### WHAT THE TASK ASKS
Print each record below word for word.

Dataset rows for apps and sites:
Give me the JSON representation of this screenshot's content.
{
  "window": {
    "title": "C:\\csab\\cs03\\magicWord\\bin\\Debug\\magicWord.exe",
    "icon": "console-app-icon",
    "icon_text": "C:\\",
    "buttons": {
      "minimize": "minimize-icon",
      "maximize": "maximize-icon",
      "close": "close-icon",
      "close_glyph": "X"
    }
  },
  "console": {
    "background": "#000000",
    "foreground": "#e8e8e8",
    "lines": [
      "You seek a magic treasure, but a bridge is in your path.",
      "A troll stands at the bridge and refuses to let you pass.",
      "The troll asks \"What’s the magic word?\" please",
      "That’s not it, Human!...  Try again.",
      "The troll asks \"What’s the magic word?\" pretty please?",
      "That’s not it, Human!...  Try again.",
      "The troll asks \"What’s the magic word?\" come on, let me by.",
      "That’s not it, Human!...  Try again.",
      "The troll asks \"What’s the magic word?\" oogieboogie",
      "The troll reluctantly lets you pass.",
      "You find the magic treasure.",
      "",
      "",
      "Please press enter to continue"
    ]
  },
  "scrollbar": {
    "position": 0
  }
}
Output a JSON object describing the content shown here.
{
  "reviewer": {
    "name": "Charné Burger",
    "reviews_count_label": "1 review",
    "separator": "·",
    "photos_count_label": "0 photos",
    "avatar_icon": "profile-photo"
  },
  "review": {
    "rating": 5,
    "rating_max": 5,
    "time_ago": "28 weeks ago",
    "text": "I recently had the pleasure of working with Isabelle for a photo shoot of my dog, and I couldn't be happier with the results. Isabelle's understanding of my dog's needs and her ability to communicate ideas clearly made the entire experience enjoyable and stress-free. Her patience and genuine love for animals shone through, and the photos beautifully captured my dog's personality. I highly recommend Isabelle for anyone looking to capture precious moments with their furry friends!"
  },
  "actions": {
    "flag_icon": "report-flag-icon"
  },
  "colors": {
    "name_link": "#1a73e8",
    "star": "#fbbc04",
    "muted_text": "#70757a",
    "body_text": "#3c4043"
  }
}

### EXERCISE RESPONSE
Give me the JSON representation of this screenshot's content.
{
  "window": {
    "title": "C:\\csab\\cs03\\magicWord\\bin\\Debug\\magicWord.exe",
    "icon": "console-app-icon",
    "icon_text": "C:\\",
    "buttons": {
      "minimize": "minimize-icon",
      "maximize": "maximize-icon",
      "close": "close-icon",
      "close_glyph": "X"
    }
  },
  "console": {
    "background": "#000000",
    "foreground": "#e8e8e8",
    "lines": [
      "You seek a magic treasure, but a bridge is in your path.",
      "A troll stands at the bridge and refuses to let you pass.",
      "The troll asks \"What’s the magic word?\" please",
      "That’s not it, Human!...  Try again.",
      "The troll asks \"What’s the magic word?\" pretty please?",
      "That’s not it, Human!...  Try again.",
      "The troll asks \"What’s the magic word?\" come on, let me by.",
      "That’s not it, Human!...  Try again.",
      "The troll asks \"What’s the magic word?\" oogieboogie",
      "The troll reluctantly lets you pass.",
      "You find the magic treasure.",
      "",
      "",
      "Please press enter to continue"
    ]
  },
  "scrollbar": {
    "position": 0
  }
}
Output a JSON object describing the content shown here.
{
  "reviewer": {
    "name": "Charné Burger",
    "reviews_count_label": "1 review",
    "separator": "·",
    "photos_count_label": "0 photos",
    "avatar_icon": "profile-photo"
  },
  "review": {
    "rating": 5,
    "rating_max": 5,
    "time_ago": "28 weeks ago",
    "text": "I recently had the pleasure of working with Isabelle for a photo shoot of my dog, and I couldn't be happier with the results. Isabelle's understanding of my dog's needs and her ability to communicate ideas clearly made the entire experience enjoyable and stress-free. Her patience and genuine love for animals shone through, and the photos beautifully captured my dog's personality. I highly recommend Isabelle for anyone looking to capture precious moments with their furry friends!"
  },
  "actions": {
    "flag_icon": "report-flag-icon"
  },
  "colors": {
    "name_link": "#1a73e8",
    "star": "#fbbc04",
    "muted_text": "#70757a",
    "body_text": "#3c4043"
  }
}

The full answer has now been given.